DATA:
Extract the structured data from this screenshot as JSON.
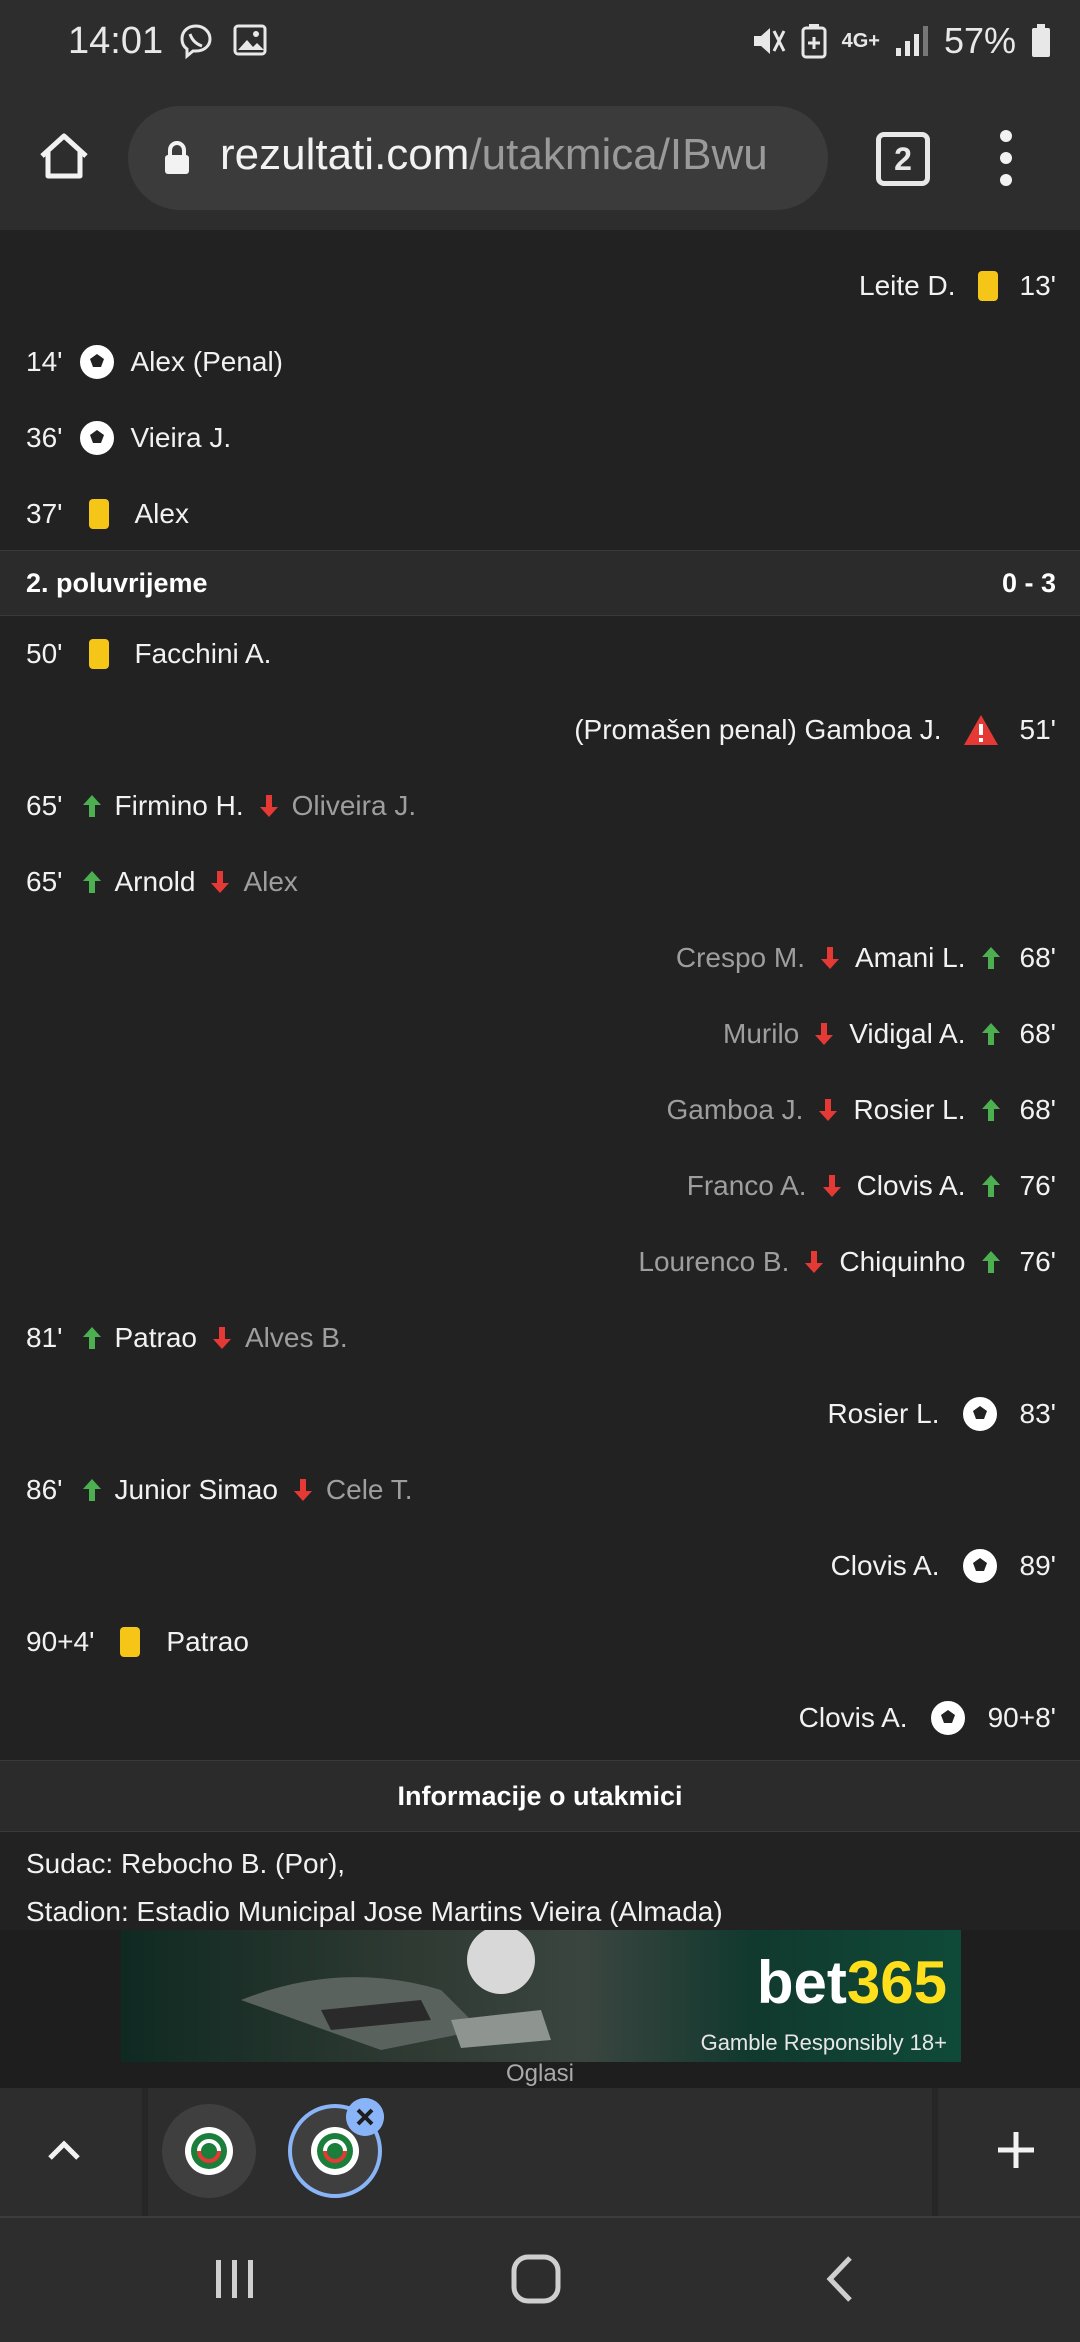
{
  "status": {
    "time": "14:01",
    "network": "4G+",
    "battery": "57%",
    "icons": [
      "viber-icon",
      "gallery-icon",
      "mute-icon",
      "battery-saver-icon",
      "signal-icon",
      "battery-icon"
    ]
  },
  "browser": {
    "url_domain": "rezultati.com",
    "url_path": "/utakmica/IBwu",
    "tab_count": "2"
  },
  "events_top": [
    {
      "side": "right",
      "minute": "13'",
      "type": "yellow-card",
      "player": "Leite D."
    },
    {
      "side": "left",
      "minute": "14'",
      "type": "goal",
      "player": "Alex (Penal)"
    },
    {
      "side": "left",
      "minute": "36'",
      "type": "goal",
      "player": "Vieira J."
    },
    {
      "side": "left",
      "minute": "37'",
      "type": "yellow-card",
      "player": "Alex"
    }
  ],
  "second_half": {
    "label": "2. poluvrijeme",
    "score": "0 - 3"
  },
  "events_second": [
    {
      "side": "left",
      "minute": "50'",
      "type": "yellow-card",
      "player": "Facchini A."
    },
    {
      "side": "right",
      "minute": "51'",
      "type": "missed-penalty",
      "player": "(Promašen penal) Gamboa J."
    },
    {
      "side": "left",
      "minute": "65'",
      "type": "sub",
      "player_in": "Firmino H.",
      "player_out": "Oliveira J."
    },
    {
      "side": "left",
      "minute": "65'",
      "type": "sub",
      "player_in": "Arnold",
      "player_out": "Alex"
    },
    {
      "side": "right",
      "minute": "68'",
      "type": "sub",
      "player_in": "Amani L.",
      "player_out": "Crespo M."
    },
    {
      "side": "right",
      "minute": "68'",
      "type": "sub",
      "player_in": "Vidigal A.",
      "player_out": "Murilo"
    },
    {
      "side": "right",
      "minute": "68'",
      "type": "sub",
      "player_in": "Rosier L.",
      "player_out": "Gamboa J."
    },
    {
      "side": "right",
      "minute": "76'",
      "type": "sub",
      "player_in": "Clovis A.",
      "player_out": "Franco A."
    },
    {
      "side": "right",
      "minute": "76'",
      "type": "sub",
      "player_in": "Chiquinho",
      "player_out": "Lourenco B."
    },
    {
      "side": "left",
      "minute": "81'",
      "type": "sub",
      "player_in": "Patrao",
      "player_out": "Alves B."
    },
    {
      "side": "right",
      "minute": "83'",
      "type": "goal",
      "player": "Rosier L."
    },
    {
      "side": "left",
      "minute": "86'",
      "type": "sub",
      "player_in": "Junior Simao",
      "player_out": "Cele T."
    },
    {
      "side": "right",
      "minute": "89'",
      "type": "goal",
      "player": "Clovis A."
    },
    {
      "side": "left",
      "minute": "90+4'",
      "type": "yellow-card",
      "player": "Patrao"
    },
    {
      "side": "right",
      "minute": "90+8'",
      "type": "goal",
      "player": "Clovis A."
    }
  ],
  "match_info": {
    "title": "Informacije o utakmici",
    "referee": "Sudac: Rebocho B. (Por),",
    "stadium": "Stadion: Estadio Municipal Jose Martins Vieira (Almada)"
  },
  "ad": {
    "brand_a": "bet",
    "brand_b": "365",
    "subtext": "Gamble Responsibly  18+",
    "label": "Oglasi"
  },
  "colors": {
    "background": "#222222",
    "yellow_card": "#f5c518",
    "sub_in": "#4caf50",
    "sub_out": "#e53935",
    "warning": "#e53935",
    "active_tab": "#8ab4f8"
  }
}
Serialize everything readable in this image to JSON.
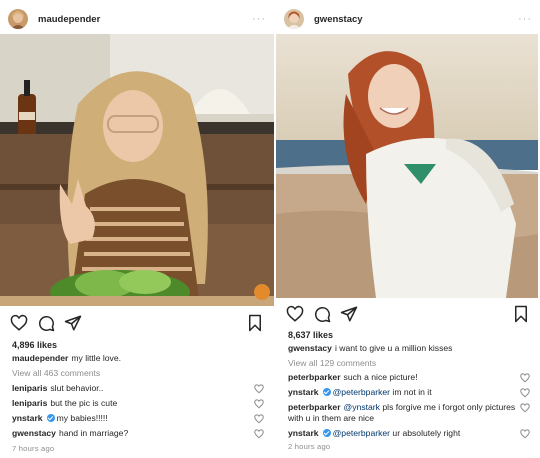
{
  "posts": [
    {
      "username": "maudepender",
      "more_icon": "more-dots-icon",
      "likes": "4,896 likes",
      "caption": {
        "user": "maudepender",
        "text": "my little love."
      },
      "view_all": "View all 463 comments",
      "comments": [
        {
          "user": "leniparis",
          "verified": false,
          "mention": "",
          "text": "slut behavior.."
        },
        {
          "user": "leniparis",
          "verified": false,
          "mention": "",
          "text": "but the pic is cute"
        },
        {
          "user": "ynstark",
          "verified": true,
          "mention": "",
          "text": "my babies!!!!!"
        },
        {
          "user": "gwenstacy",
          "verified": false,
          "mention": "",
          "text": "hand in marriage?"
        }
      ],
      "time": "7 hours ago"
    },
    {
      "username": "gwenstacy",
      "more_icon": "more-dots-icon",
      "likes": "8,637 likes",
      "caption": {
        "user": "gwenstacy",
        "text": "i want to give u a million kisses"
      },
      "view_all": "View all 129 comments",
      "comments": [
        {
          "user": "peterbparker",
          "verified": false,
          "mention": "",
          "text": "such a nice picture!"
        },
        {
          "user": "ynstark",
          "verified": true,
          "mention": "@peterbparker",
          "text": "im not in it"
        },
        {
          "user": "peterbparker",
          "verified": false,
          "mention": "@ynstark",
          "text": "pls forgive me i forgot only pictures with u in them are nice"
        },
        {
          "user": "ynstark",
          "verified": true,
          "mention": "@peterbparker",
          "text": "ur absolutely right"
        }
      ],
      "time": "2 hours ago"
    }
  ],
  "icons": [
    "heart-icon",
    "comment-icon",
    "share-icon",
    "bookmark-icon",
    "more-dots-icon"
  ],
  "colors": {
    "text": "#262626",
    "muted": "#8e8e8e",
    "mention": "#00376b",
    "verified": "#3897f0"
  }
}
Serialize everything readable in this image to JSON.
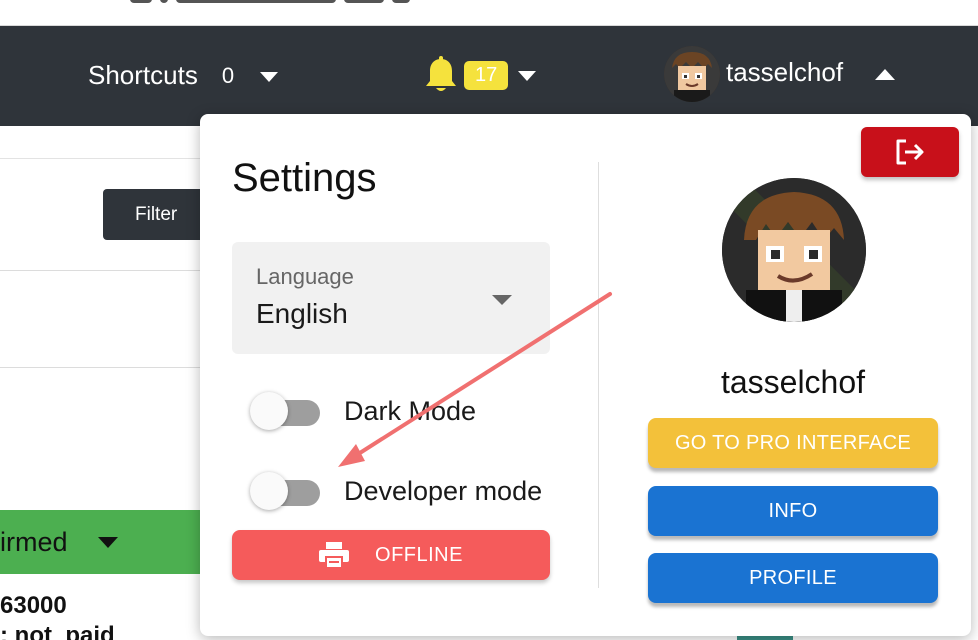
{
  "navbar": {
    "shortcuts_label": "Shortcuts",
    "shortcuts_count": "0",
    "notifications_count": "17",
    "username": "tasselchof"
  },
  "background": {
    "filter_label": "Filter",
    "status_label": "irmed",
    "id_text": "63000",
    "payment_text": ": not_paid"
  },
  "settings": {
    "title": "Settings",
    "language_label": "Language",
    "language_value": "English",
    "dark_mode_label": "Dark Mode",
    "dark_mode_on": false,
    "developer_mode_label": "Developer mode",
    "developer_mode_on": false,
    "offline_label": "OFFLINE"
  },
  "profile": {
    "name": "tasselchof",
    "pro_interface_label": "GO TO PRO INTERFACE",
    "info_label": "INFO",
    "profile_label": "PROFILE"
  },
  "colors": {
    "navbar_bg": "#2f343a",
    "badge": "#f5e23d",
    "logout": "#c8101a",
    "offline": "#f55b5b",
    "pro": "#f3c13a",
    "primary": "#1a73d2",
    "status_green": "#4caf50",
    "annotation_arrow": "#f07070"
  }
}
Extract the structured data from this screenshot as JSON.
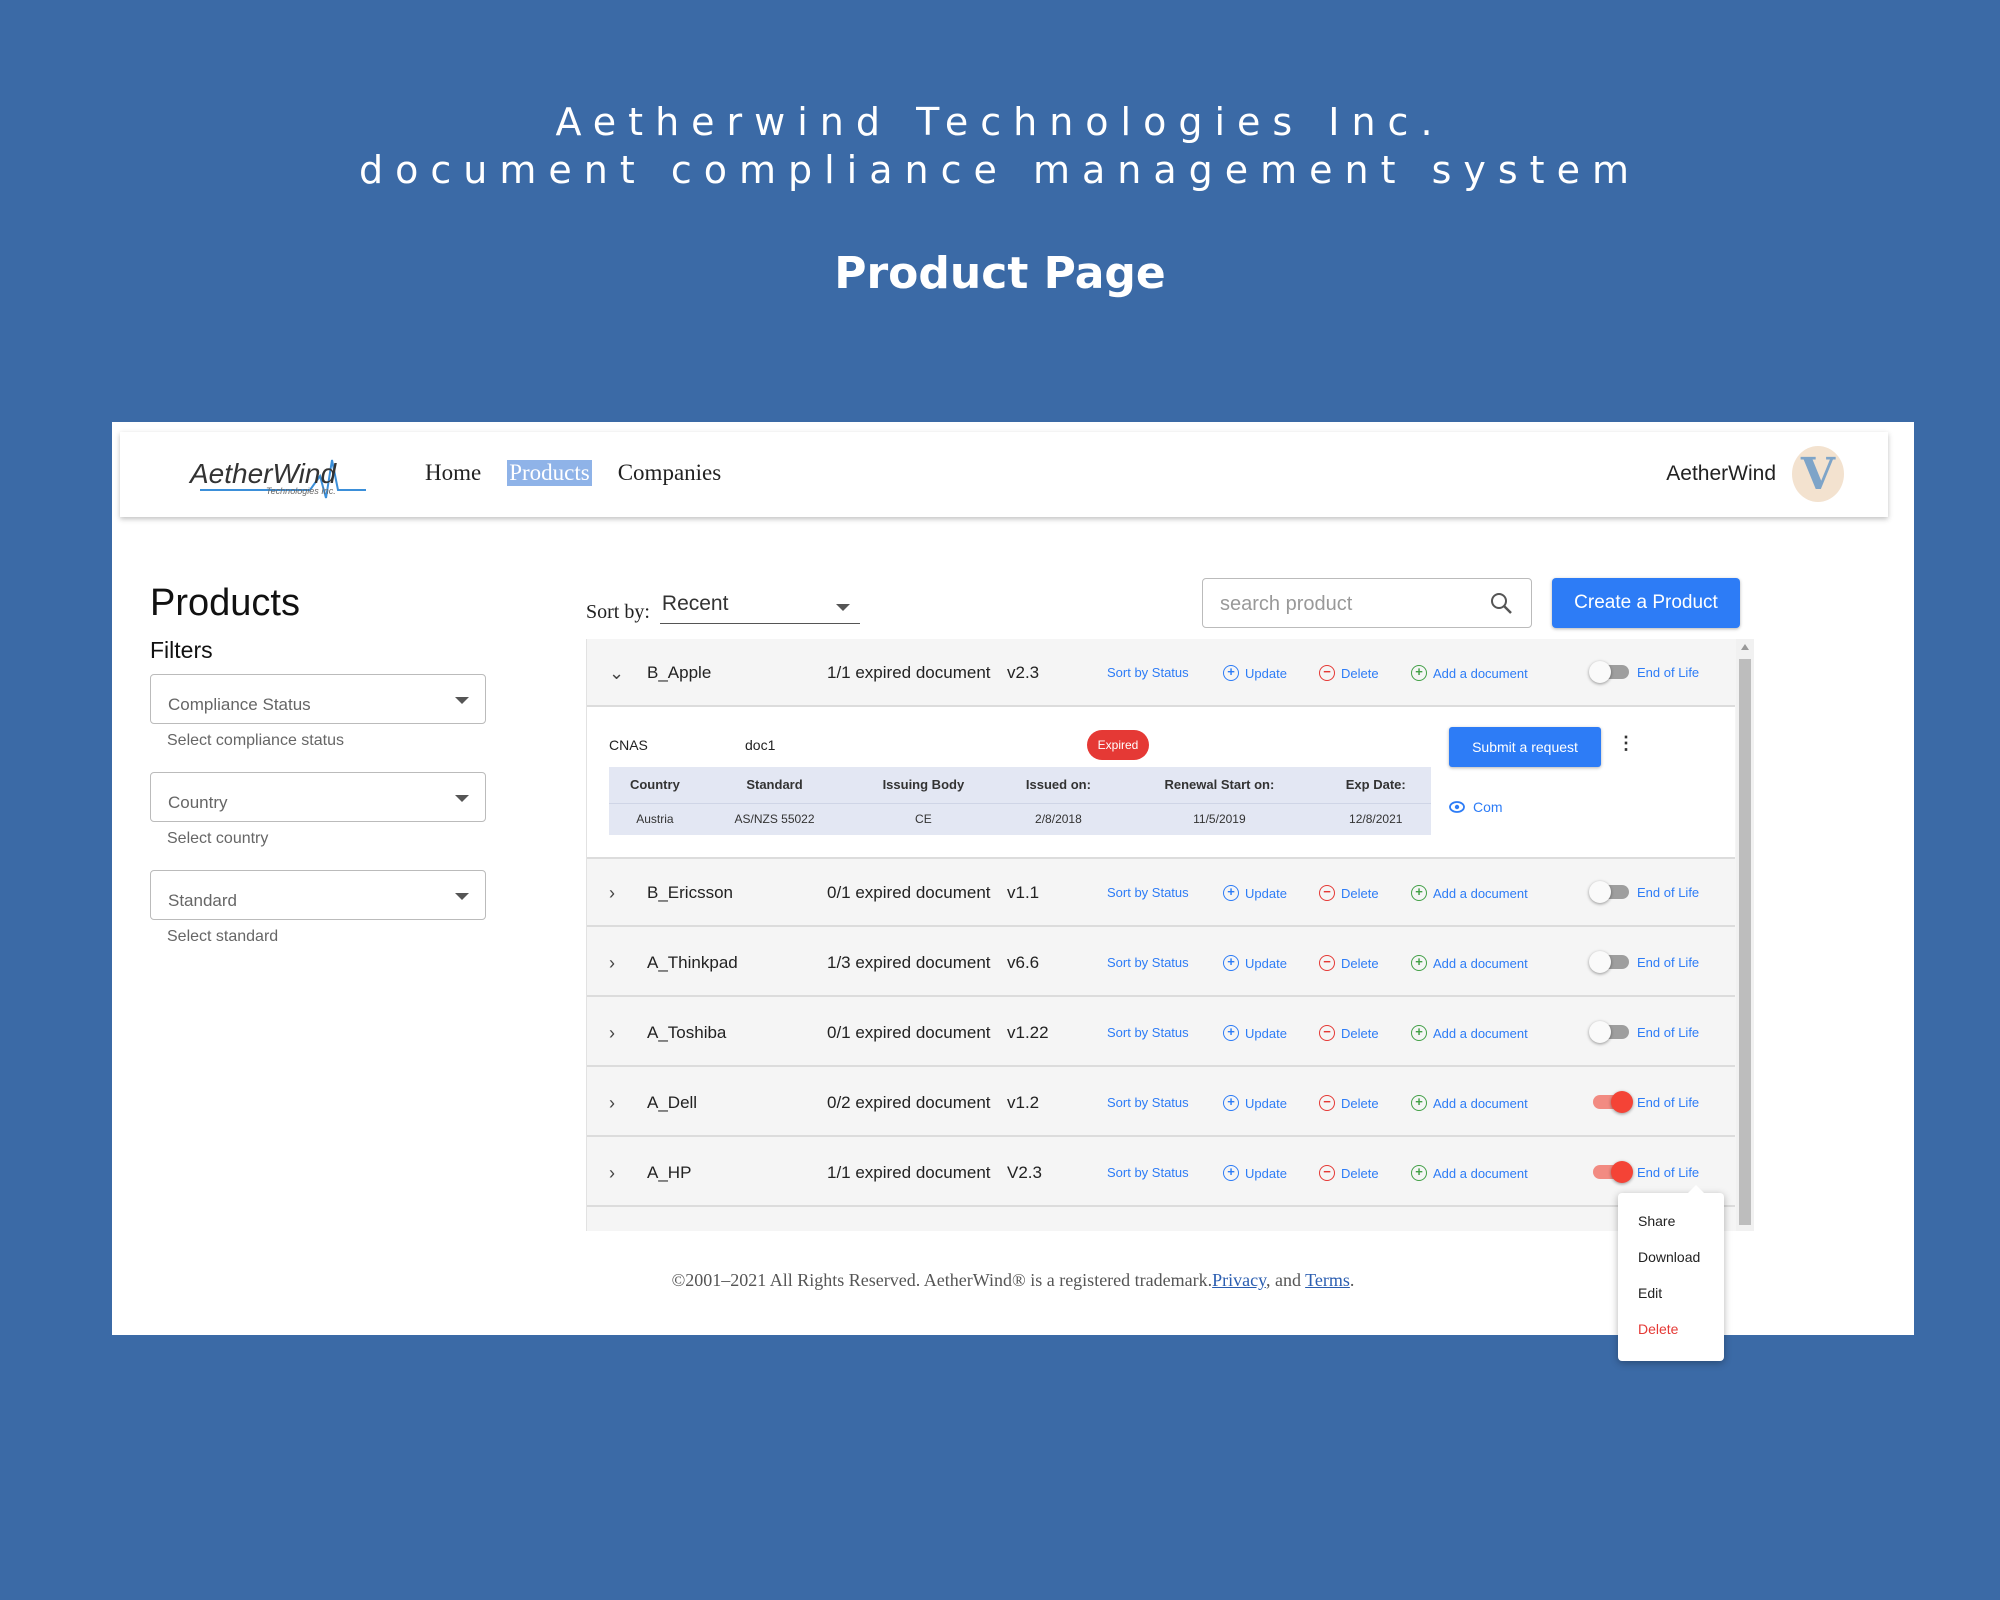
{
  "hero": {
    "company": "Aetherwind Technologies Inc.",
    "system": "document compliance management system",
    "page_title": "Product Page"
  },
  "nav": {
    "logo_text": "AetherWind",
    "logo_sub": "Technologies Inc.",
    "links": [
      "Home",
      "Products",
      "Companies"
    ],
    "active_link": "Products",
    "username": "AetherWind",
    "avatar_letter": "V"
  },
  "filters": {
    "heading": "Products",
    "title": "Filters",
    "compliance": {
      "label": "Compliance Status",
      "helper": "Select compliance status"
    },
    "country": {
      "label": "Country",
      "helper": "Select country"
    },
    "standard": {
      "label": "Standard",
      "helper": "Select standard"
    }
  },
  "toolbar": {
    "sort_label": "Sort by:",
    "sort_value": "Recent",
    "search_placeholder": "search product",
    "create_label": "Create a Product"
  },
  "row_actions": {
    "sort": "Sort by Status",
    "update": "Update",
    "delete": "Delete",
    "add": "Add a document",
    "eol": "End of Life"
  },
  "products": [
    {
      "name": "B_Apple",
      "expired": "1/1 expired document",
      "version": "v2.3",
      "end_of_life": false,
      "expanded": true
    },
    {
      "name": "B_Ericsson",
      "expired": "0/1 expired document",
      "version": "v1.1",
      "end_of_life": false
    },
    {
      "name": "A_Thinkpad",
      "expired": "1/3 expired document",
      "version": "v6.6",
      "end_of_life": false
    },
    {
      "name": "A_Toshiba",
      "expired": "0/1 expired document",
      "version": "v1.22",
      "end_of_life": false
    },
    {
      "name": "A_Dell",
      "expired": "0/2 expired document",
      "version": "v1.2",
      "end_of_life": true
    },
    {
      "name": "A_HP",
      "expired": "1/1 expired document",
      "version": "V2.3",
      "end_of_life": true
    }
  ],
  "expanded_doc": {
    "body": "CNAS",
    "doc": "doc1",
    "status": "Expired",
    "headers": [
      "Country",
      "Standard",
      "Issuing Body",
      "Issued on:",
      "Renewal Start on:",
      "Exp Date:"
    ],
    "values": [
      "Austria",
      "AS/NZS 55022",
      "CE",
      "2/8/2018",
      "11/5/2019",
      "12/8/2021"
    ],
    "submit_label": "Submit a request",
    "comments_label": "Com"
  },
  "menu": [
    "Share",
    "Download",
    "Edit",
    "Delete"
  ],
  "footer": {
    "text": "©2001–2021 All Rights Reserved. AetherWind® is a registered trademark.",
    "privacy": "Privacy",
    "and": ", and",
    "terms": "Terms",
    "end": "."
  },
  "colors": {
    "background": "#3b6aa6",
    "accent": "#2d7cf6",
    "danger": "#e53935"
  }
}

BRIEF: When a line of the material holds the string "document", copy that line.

OUTPUT BELOW:
    "system": "document compliance management system",
    "add": "Add a document",
      "expired": "1/1 expired document",
      "expired": "0/1 expired document",
      "expired": "1/3 expired document",
      "expired": "0/1 expired document",
      "expired": "0/2 expired document",
      "expired": "1/1 expired document",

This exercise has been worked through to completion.